Conservative immigration critic Michelle Rempel called the cash announcement a "Band-aid" solution and predicted that money requirements for housing, health care and other social costs will continue to climb as the flow of asylum seekers crossing into Canada from the U.S. continues.

"What we've heard today is an abdication of responsibility to manage our border and our asylum claims system effectively," she said.

Rempel repeated her demand that the government apply the Safe Third Country Agreement (STCA) to the entire border. She said declaring the whole border an official crossing would close the loophole that's driving irregular border-crossings.

The STCA requires asylum seekers to make their claim in the first 'safe' country they arrive in, unless they qualify for an exception spelled out in the agreement.

But the agreement applies only to claimants trying to enter at official land border crossings, by train or at airports — which is why some are making the trek into Canada by foot outside official crossing points.

Border talks with the U.S.

"It's not fair to have to talk about shuffling people across the country because one province has an issue or another," she said. "That is not how planned migration works, that is not how humanitarian immigration should be dealt with or supported in this country."

The government has rejected the Conservative proposal repeatedly in past, insisting it would push people to more remote and dangerous crossing points and undermine border security.

But this week, Hussen suggested the idea of modernizing the agreement so that it applies to asylum seekers crossing between official ports of entry will be part of his discussions with U.S. Homeland Security Secretary Kirstjen Nielsen in the coming weeks.

"The agreement does not apply between ports of entry, so the discussions would revolve around making sure that we modernize the agreement in a way that makes it applicable between ports of entry," Hussen said in an interview with host Vassy Kapelos on CBC News Network's Power & Politics Thursday.

Asked about possible changes today, Hussen said no formal negotiations are underway, but he would like to see the 14-year-old agreement modernized to take into consideration technological advances, such as biometrics, and information-sharing.

$64.5 million in motel costs

Toronto Mayor John Tory issued a statement calling the $50 million "a start towards the federal government meeting its responsibilities to cities."

Toronto alone expects to incur $64.5 million by the end of 2018 in direct costs related to providing motel housing to refugee claimants, and anticipates spending another $6.3 million on emergency contingency sites, he said.

"Our city has a long history of welcoming refugees and we continue to support that approach, but we have been clear that Toronto can no longer absorb the cost and impact of the increasing numbers of refugee claimants coming into the country at this time," Tory said.

"I look forward to continuing discussions with our federal and provincial partners about how to further address this ongoing issue."

City of Toronto spokeswoman Patricia Anderson said Centennial College, which on May 24 opened accommodation mostly suitable for families, has capacity for up to 400 people.

Humber College has capacity for up to 400 people, mostly for single refugee claimants.
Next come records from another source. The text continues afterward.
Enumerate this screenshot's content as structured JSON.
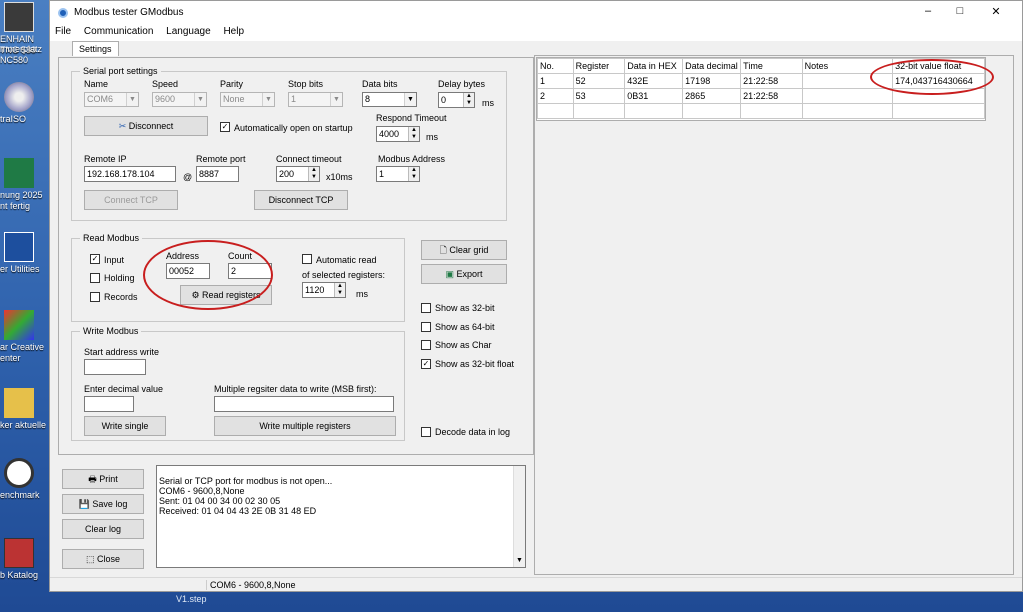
{
  "desktop": {
    "icons": [
      {
        "label": "ENHAIN TNC 530"
      },
      {
        "label": "mmerplatz NC580"
      },
      {
        "label": "traISO"
      },
      {
        "label": "nung 2025 nt fertig"
      },
      {
        "label": "er Utilities"
      },
      {
        "label": "ar Creative enter"
      },
      {
        "label": "ker aktuelle"
      },
      {
        "label": "enchmark"
      },
      {
        "label": "b Katalog"
      }
    ],
    "bottom_text": "V1.step"
  },
  "window": {
    "title": "Modbus tester GModbus",
    "controls": {
      "minimize": "–",
      "maximize": "□",
      "close": "✕"
    }
  },
  "menu": [
    "File",
    "Communication",
    "Language",
    "Help"
  ],
  "tabs": [
    {
      "label": "Settings"
    }
  ],
  "serial": {
    "group_label": "Serial port settings",
    "name_label": "Name",
    "name_value": "COM6",
    "speed_label": "Speed",
    "speed_value": "9600",
    "parity_label": "Parity",
    "parity_value": "None",
    "stopbits_label": "Stop bits",
    "stopbits_value": "1",
    "databits_label": "Data bits",
    "databits_value": "8",
    "delay_label": "Delay bytes",
    "delay_value": "0",
    "delay_unit": "ms",
    "disconnect_label": "Disconnect",
    "auto_open_label": "Automatically open on startup",
    "respond_label": "Respond Timeout",
    "respond_value": "4000",
    "respond_unit": "ms"
  },
  "tcp": {
    "remote_ip_label": "Remote IP",
    "remote_ip_value": "192.168.178.104",
    "at": "@",
    "remote_port_label": "Remote port",
    "remote_port_value": "8887",
    "connect_timeout_label": "Connect timeout",
    "connect_timeout_value": "200",
    "connect_timeout_unit": "x10ms",
    "modbus_address_label": "Modbus Address",
    "modbus_address_value": "1",
    "connect_label": "Connect TCP",
    "disconnect_label": "Disconnect TCP"
  },
  "read": {
    "group_label": "Read Modbus",
    "input_label": "Input",
    "holding_label": "Holding",
    "records_label": "Records",
    "address_label": "Address",
    "address_value": "00052",
    "count_label": "Count",
    "count_value": "2",
    "read_button": "Read registers",
    "auto_read_label": "Automatic read",
    "of_selected_label": "of selected registers:",
    "interval_value": "1120",
    "interval_unit": "ms"
  },
  "write": {
    "group_label": "Write Modbus",
    "start_label": "Start address write",
    "decimal_label": "Enter decimal value",
    "multiple_label": "Multiple regsiter data to write (MSB first):",
    "write_single": "Write single",
    "write_multiple": "Write multiple registers"
  },
  "right_controls": {
    "clear_grid": "Clear grid",
    "export": "Export",
    "show32": "Show as 32-bit",
    "show64": "Show as 64-bit",
    "showchar": "Show as Char",
    "show32float": "Show as 32-bit float",
    "decode": "Decode data in log"
  },
  "log_buttons": {
    "print": "Print",
    "save": "Save log",
    "clear": "Clear log",
    "close": "Close"
  },
  "log_lines": [
    "Serial or TCP port for modbus is not open...",
    "COM6 - 9600,8,None",
    "Sent: 01 04 00 34 00 02 30 05",
    "Received: 01 04 04 43 2E 0B 31 48 ED"
  ],
  "grid": {
    "headers": [
      "No.",
      "Register",
      "Data in HEX",
      "Data decimal",
      "Time",
      "Notes",
      "32-bit value float"
    ],
    "rows": [
      [
        "1",
        "52",
        "432E",
        "17198",
        "21:22:58",
        "",
        "174,043716430664"
      ],
      [
        "2",
        "53",
        "0B31",
        "2865",
        "21:22:58",
        "",
        ""
      ]
    ]
  },
  "status": {
    "text": "COM6 - 9600,8,None"
  },
  "colors": {
    "annotation": "#c81e1e",
    "desktop": "#2f62ad"
  }
}
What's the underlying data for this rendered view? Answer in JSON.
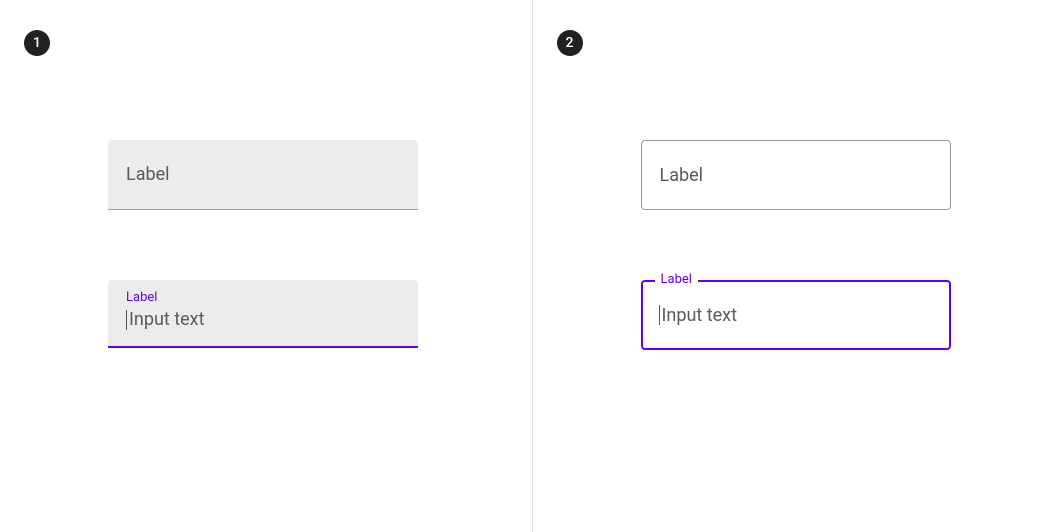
{
  "panels": {
    "left": {
      "badge": "1",
      "filled_inactive": {
        "label": "Label"
      },
      "filled_focused": {
        "label": "Label",
        "input_text": "Input text"
      }
    },
    "right": {
      "badge": "2",
      "outlined_inactive": {
        "label": "Label"
      },
      "outlined_focused": {
        "label": "Label",
        "input_text": "Input text"
      }
    }
  },
  "colors": {
    "primary": "#6200ee",
    "surface_variant": "#ececec",
    "outline": "#9a9a9a",
    "on_surface": "#5a5a5a",
    "badge_bg": "#212121"
  }
}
The city is now transporting people there and will continue to do so until it is full.

Most recent statistics show there are 2,779 refugee claimants in Toronto's shelter system, including hotel and motel programs specifically serving refugee claimants. They represent nearly 42 per cent of the entire shelter population.

Comments

To encourage thoughtful and respectful conversations, first and last names will appear with each submission to CBC/Radio-Canada's online communities (except in children and youth-oriented communities). Pseudonyms will no longer be permitted.

By submitting a comment, you accept that CBC has the right to reproduce and publish that comment in whole or in part, in any manner CBC chooses. Please note that CBC does not endorse the opinions expressed in comments. Comments on this story are moderated according to our Submission Guidelines. Comments are welcome while open. We reserve the right to close comments at any time.